This Month’s Giveaway, the venerable International Critical Commentary (65 vols.). The 65-volume set includes many older commentaries that are not very helpful (Genesis, for example), but also some of the best exegetical commentaries (the three-volume Matthew by Davies and Allison is one of my favorites). There are four ways to enter this giveaway, so enter early and often.

A little something for everyone this month. If you do the math, you can you can add on 20 more books valued at $657 for about $150 total. You do not have to buy them all, but head to the Free Book site and grab as many as you want.

Here is a mid-month updates: September Monthly Sale–Up to 92% off.Poke around, see what you can find. Great deal on the huge Jacob Neusner collection.

If you do not already own Logos Bible Software, check out the base packages, you should at least get Logos Fundamental ($49.99) or Basic (free) packages and take advantage of the free Logos Book of the Month promotion (check out my review of Logos 9). Scroll down to the bottom of the page for the free / cheap packages.

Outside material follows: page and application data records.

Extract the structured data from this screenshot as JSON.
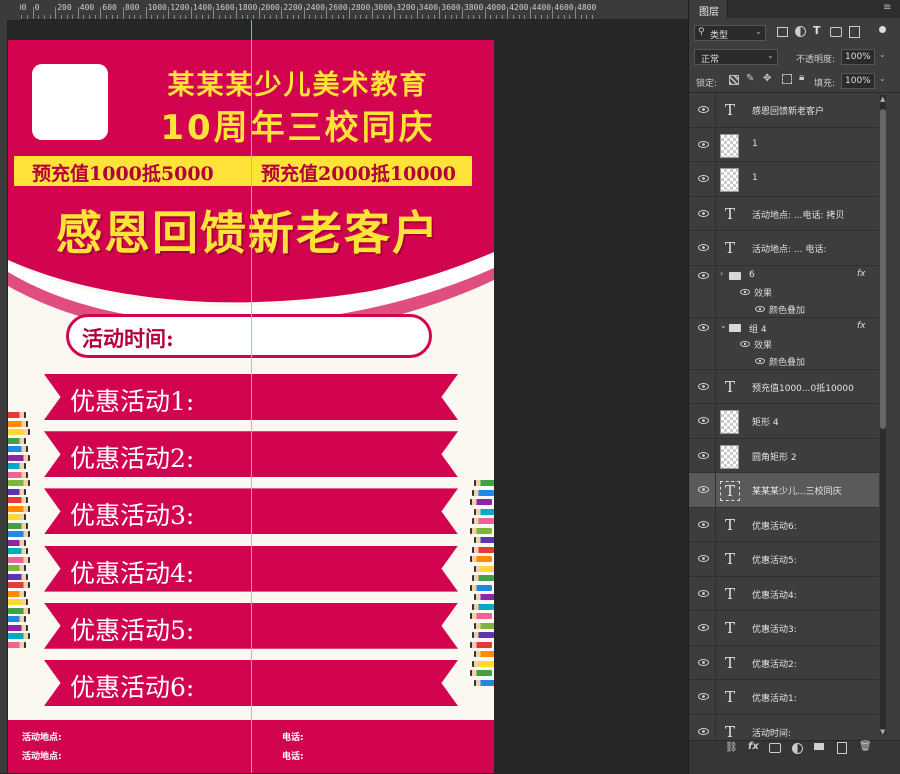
{
  "ruler": {
    "labels": [
      "200",
      "0",
      "200",
      "400",
      "600",
      "800",
      "1000",
      "1200",
      "1400",
      "1600",
      "1800",
      "2000",
      "2200",
      "2400",
      "2600",
      "2800",
      "3000",
      "3200",
      "3400",
      "3600",
      "3800",
      "4000",
      "4200",
      "4400",
      "4600",
      "4800"
    ]
  },
  "poster": {
    "org": "某某某少儿美术教育",
    "anniversary": "10周年三校同庆",
    "offer1": "预充值1000抵5000",
    "offer2": "预充值2000抵10000",
    "headline": "感恩回馈新老客户",
    "time_label": "活动时间:",
    "activities": [
      "优惠活动1:",
      "优惠活动2:",
      "优惠活动3:",
      "优惠活动4:",
      "优惠活动5:",
      "优惠活动6:"
    ],
    "footer": {
      "address1": "活动地点:",
      "phone1": "电话:",
      "address2": "活动地点:",
      "phone2": "电话:"
    }
  },
  "panel": {
    "title": "图层",
    "filter": "类型",
    "blend_mode": "正常",
    "opacity_label": "不透明度:",
    "opacity_value": "100%",
    "lock_label": "锁定:",
    "fill_label": "填充:",
    "fill_value": "100%",
    "layers": [
      {
        "type": "text",
        "name": "感恩回馈新老客户"
      },
      {
        "type": "image",
        "name": "1"
      },
      {
        "type": "image",
        "name": "1"
      },
      {
        "type": "text",
        "name": "活动地点: ...电话: 拷贝"
      },
      {
        "type": "text",
        "name": "活动地点:   ...   电话:"
      },
      {
        "type": "group",
        "name": "6",
        "effects": "效果",
        "effect": "颜色叠加"
      },
      {
        "type": "group",
        "name": "组 4",
        "effects": "效果",
        "effect": "颜色叠加"
      },
      {
        "type": "text",
        "name": "预充值1000...0抵10000"
      },
      {
        "type": "shape",
        "name": "矩形 4"
      },
      {
        "type": "shape",
        "name": "圆角矩形 2"
      },
      {
        "type": "text",
        "name": "某某某少儿...三校同庆",
        "selected": true
      },
      {
        "type": "text",
        "name": "优惠活动6:"
      },
      {
        "type": "text",
        "name": "优惠活动5:"
      },
      {
        "type": "text",
        "name": "优惠活动4:"
      },
      {
        "type": "text",
        "name": "优惠活动3:"
      },
      {
        "type": "text",
        "name": "优惠活动2:"
      },
      {
        "type": "text",
        "name": "优惠活动1:"
      },
      {
        "type": "text",
        "name": "活动时间:"
      }
    ],
    "fx_label": "fx",
    "colors": {
      "primary": "#d3044f",
      "yellow": "#ffe338",
      "panel_bg": "#3d3d3d",
      "selected": "#5a5a5a"
    }
  }
}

All it takes is a Faithlife account, and you can read your books using the iOS or Android app, the Logos web app, or the (much more powerful) desktop version for both Windows or Mac. All the links are Logos Affiliate links, so buy a few books and help out Reading Acts.

All the deals go away on September 30, so be sure to check out all the Logos deals right away!